Despite the increase in birth every year, Bangalore does not yet have a government human milk bank.
By Lanka Samanth
Bangalore, Feb. 5, 2019.
Begum is holding a baby in her pouch-like folded hands. She is waiting in queue for her turn outside the outpatient department (OPD) at Vani Vilas children hospital. A female gynaecologist recognised her, as she was her frequent patient. The doctor asked Begum to come first because she looked dehydrated and teary-eyed.
The 23-days old baby, who needs maternal breast milk is not her son. She adopted the baby from Vani Vilas hospital when she came along with her pregnant sister for delivery. The baby was abandoned by her sister, who previously gave birth to five. Begum’s sister left the hospital, and her status is not known.
Dr Ravindranath M. Meti, Resident Medical Officer at Vani Vilas hospital, said that “It will take more than 45 to60 days to equip the human milk bank. The government has released Rs. 36 lakhs of the estimated budget Rs. 1.2 crore to 1.4 crores.”
“Our hospital recorded the highest number for treating babies around 17,500 in Karnataka in 2018. Some give birth to twins, and some mothers cannot lactate milk. For the babies who suffer from such conditions, we are trying to provide milk through a human milk bank”, he explained to the Softcopy newspaper.

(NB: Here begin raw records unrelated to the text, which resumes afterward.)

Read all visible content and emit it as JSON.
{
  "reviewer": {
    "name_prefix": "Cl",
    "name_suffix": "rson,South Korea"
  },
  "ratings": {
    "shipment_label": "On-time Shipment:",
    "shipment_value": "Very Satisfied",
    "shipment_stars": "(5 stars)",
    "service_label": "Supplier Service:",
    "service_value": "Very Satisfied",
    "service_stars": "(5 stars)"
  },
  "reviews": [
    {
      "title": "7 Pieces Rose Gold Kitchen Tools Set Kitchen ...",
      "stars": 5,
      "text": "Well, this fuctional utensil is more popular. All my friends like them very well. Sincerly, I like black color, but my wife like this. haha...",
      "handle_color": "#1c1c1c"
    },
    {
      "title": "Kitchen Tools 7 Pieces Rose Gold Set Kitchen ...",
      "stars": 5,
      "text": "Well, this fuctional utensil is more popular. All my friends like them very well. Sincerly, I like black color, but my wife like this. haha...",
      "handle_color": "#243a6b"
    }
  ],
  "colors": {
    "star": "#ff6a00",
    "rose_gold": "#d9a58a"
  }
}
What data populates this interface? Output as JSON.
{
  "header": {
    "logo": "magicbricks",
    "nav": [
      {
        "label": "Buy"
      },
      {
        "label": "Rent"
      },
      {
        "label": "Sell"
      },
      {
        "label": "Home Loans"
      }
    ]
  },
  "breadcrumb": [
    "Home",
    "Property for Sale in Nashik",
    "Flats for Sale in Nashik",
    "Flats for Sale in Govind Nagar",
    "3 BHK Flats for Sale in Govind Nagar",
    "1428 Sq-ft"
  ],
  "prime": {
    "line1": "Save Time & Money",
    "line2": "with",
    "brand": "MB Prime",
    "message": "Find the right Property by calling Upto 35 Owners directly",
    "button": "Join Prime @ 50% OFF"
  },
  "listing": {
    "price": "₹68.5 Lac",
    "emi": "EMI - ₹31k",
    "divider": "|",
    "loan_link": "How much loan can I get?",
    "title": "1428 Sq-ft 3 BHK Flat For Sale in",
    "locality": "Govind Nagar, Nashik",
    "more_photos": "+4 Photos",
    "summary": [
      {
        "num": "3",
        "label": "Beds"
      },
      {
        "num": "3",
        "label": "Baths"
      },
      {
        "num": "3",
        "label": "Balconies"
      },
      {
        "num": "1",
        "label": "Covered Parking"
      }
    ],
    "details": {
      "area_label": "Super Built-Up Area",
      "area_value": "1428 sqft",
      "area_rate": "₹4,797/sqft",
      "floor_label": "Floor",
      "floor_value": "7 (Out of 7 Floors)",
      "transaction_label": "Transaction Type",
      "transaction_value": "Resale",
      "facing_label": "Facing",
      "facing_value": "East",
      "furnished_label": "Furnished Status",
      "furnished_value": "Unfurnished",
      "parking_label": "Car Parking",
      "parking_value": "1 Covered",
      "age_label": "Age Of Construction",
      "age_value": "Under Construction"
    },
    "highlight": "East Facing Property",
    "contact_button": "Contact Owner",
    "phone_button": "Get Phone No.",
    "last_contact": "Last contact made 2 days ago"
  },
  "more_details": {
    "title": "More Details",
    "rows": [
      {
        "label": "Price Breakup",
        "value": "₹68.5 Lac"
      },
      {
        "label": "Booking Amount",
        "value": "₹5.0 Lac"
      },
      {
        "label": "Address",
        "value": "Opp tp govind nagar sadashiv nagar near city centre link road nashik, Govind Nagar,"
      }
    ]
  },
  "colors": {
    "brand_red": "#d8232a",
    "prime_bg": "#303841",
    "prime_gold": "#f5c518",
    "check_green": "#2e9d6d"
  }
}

According to a senior doctor in Vani Vilas hospital, around 1,500 to 1,700 babies born every month. At least 200 babies are in need of human milk. This is the first government-based human milk bank project in the city.
Vani Vilas is on high demand all the time with 50-60 babies born every day. Patients’ names are announced on the microphone when their turn comes. Begum weighed the baby, 3kg’s on his 23rd day. Like Begum’s son, still, the line is filling with newborns. However, Begum is happy and depressed at the same time. Happiness is for her baby still alive, as doctors thought the baby might die as he was premature, and had some abnormal conditions during birth. She expressed sorrow for her condition not being able to feed the baby who is close at hand and heart.
According to Ravindranath, only two private human banks are available in the city. The two are in high demand and need more donors.
“Here, In Vani Vilas, we educate people by counselling them to create more awareness among them, so that women who lactate excess milk can volunteer to donate milk. We take milk from them; perform a test on the milk for safety. Then pasteurize the milk to remove bacteria. We announced tenders for equipment. We received two-tenders and finalize one soon,” said Dr Ravindranath.
“Before it was different, now everything has changed. There has been a great advance in the medical field. We should open our eyes and volunteer to donate milk for people who are in need”, said Devi who is feeding her sister’s baby boy.
In many cases, mothers feed babies with buffalo milk. But it is not advisable. Tharun, a medicine student said that “Buffalo milk is richer in fats, calcium, and protein. Still, it is not safe for all babies, as each baby has different compatibilities for digestion. So it may cause constipation in babies, a severe condition for newborns.